The pipeline — developed by the TAPI Pipeline Company — will carry 33 billion cubic metres of natural gas a year and create about 12,000 jobs.
The leaders of Turkmenistan, Afghanistan and Pakistan celebrated with the foreign minister of India the completion of the Turkmen section of the trans-Afghanistan pipeline which will transport natural gas from Turkmenistan to Afghanistan, Pakistan and India.
“From 2015, we have done a lot of work in order to reach the current phase of the project,” explained Muhammetmyrat Amanov, CEO of the TAPI Pipeline Company.
“We have concluded our work in Turkmenistan and we now move to Afghanistan. We plan to finish the job and put gas in the pipeline towards the end of 2019.”
Related reading:TAPI: a pipeline for peace and stability
Terrorist attacks in Afghanistan are of great concern to everyone involved in the project. The Taliban have declared that they wish to destroy the pipeline.
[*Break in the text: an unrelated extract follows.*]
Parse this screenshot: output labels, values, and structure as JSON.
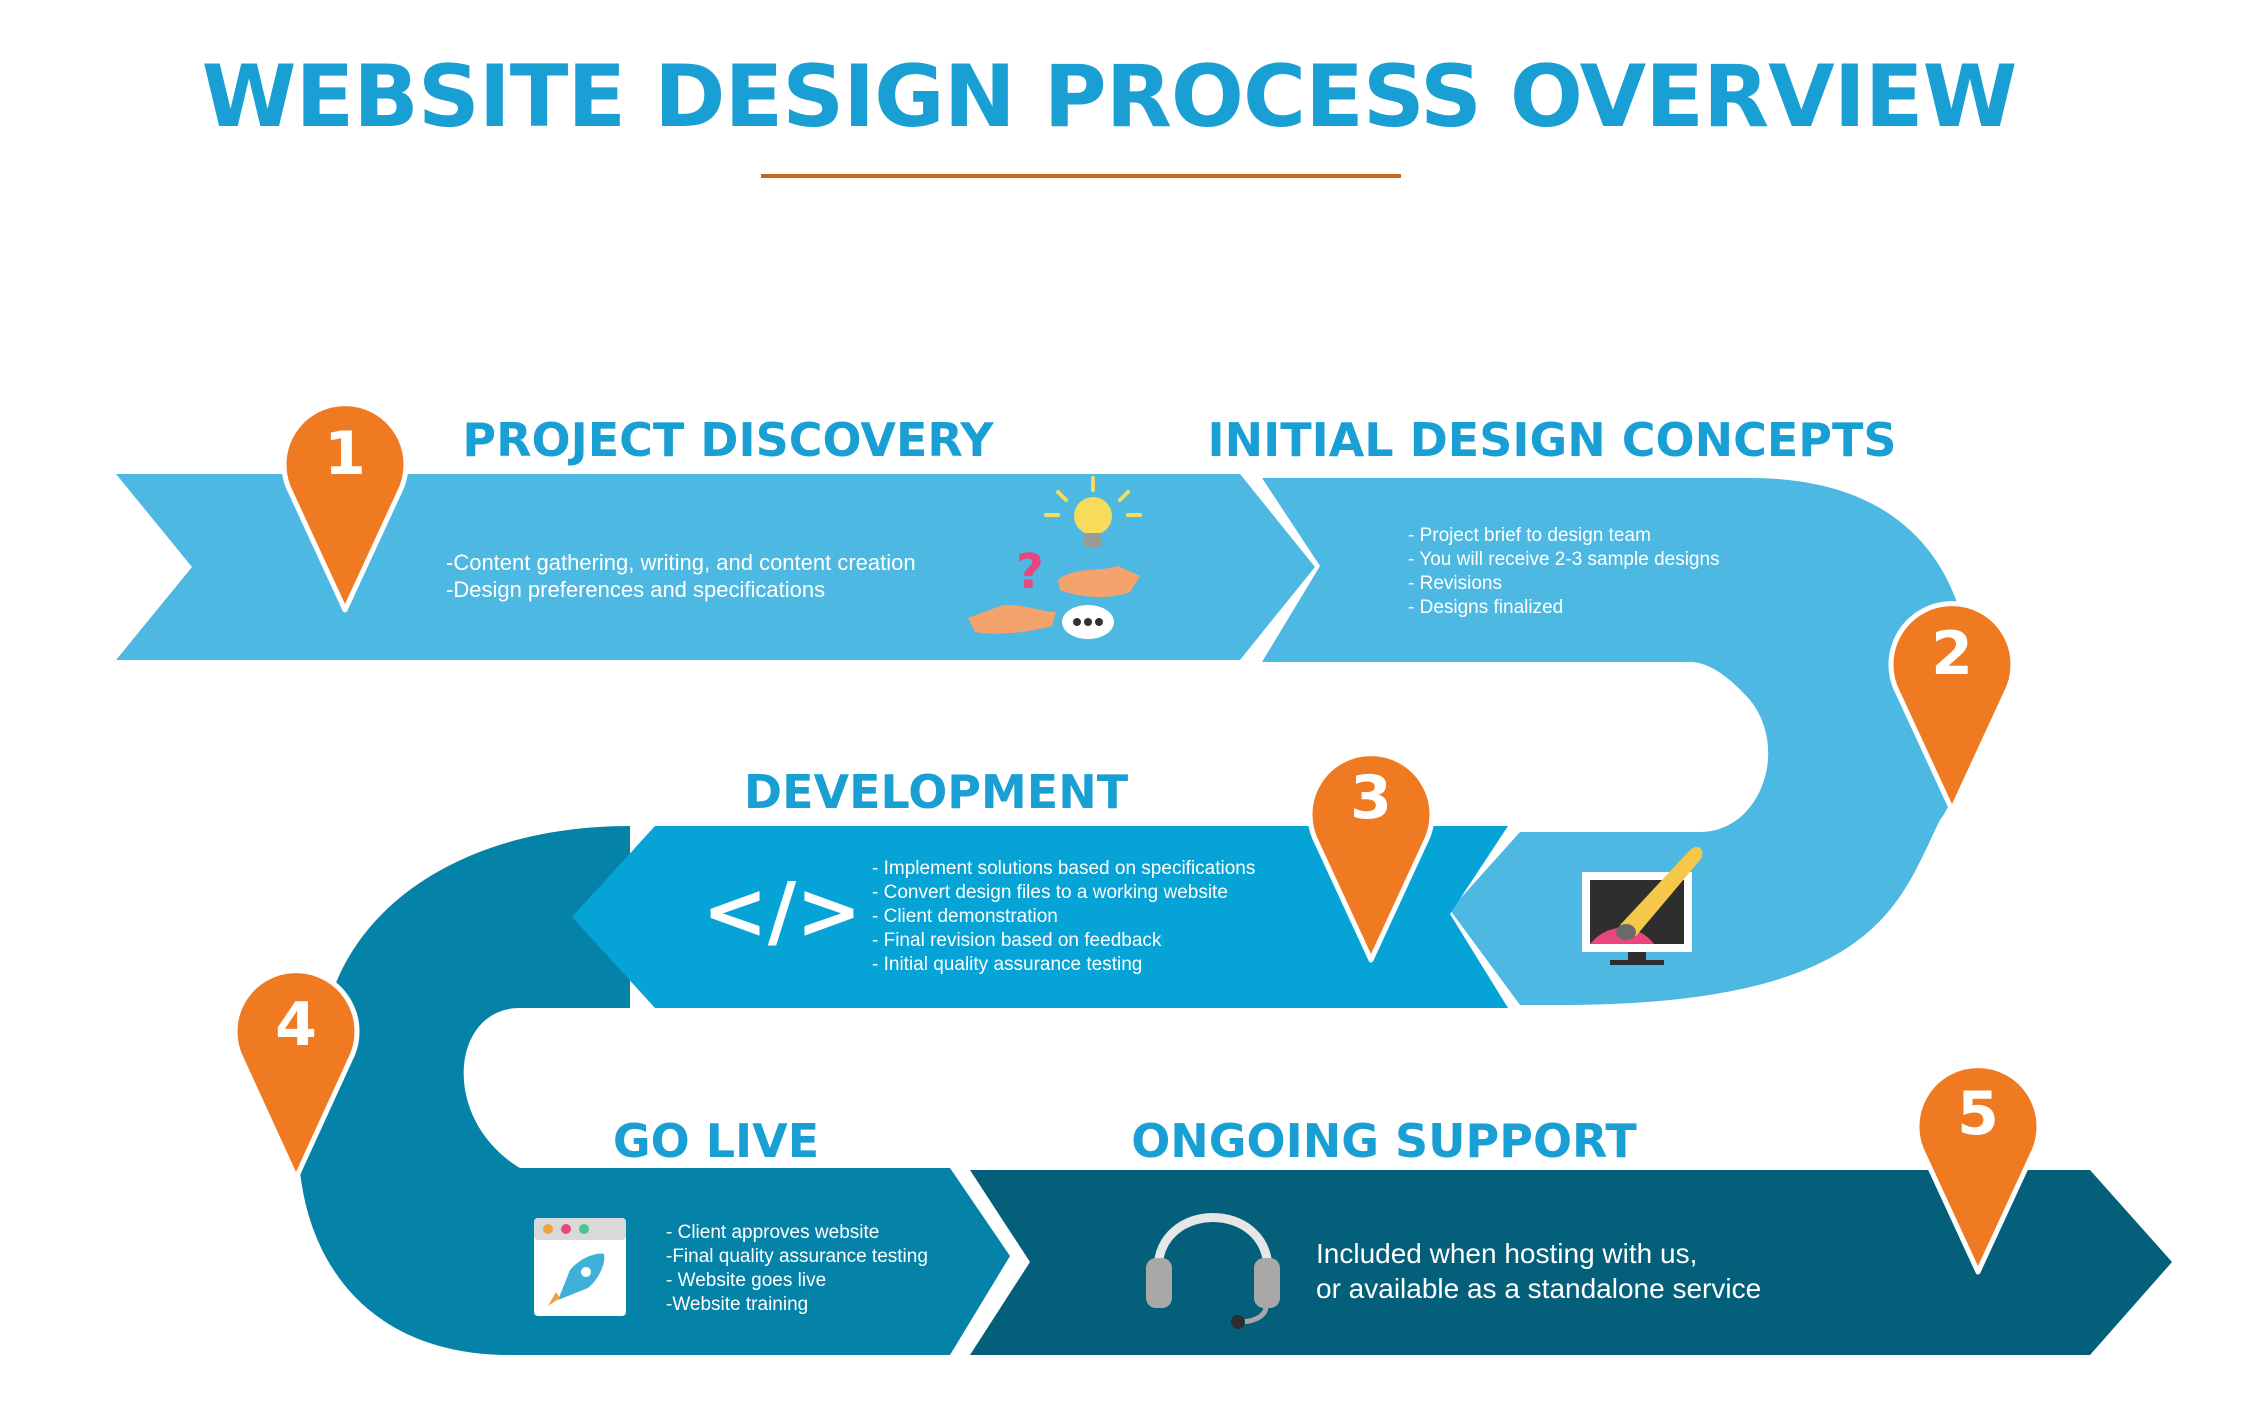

Afghan authorities say all necessary measures have been taken.
“Afghanistan is of course a country which has high risk of security, but in the mean time, we have full preparation from the governments’ side for protecting TAPI,” said the acting minister of mines and petroleum of Afghanistan, Nargis Nehan.
“We are aware of the risk, but you also understand that TAPI is such an important project, that not only the government of Afghanistan, but also the people will do whatever they can to protect the pipeline.”
The pipeline will run more than 1,800 km to the Fazilka Village on the Indo-Pakistani border.
It will provide Afghanistan with 14 million standard cubic metres per day of natural gas, while India and Pakistan will each receive close to 40 million standard cubic metres.
Turkmenistan always had large gas fields, but its transfer to other countries proved difficult. TAPI strengthens the economy of central Asia, opens up new fields of cooperation, while it boosts the energy sufficiency of the four countries involved in the project.
“Afghanistan needs economic stability in order to create political stability,” said the Emirati economy minister, Sultan Bin Saeed Al Mansoori.
“People there, need to create revenue and income, industries, businesses. This pipeline is going to satisfy these needs of Afghanistan. Eventually this is also moving to Pakistan, moving into India. The connection of the four countries, you will also see an exchange of knowledge, know how, investments between all these nations.”
The importance of the TAPI pipeline was underlined by the presence of many government representatives from the wider region.
They all highlight the fundamental role of the pipeline for the future prosperity of the four nations.
My ED in our today's paper: Trans-Afghanistan pipeline, a ray of hopehttps://t.co/I9eIJN6c4d
— Mansoor Faizy (@Mansoorfaizy001) February 22, 2018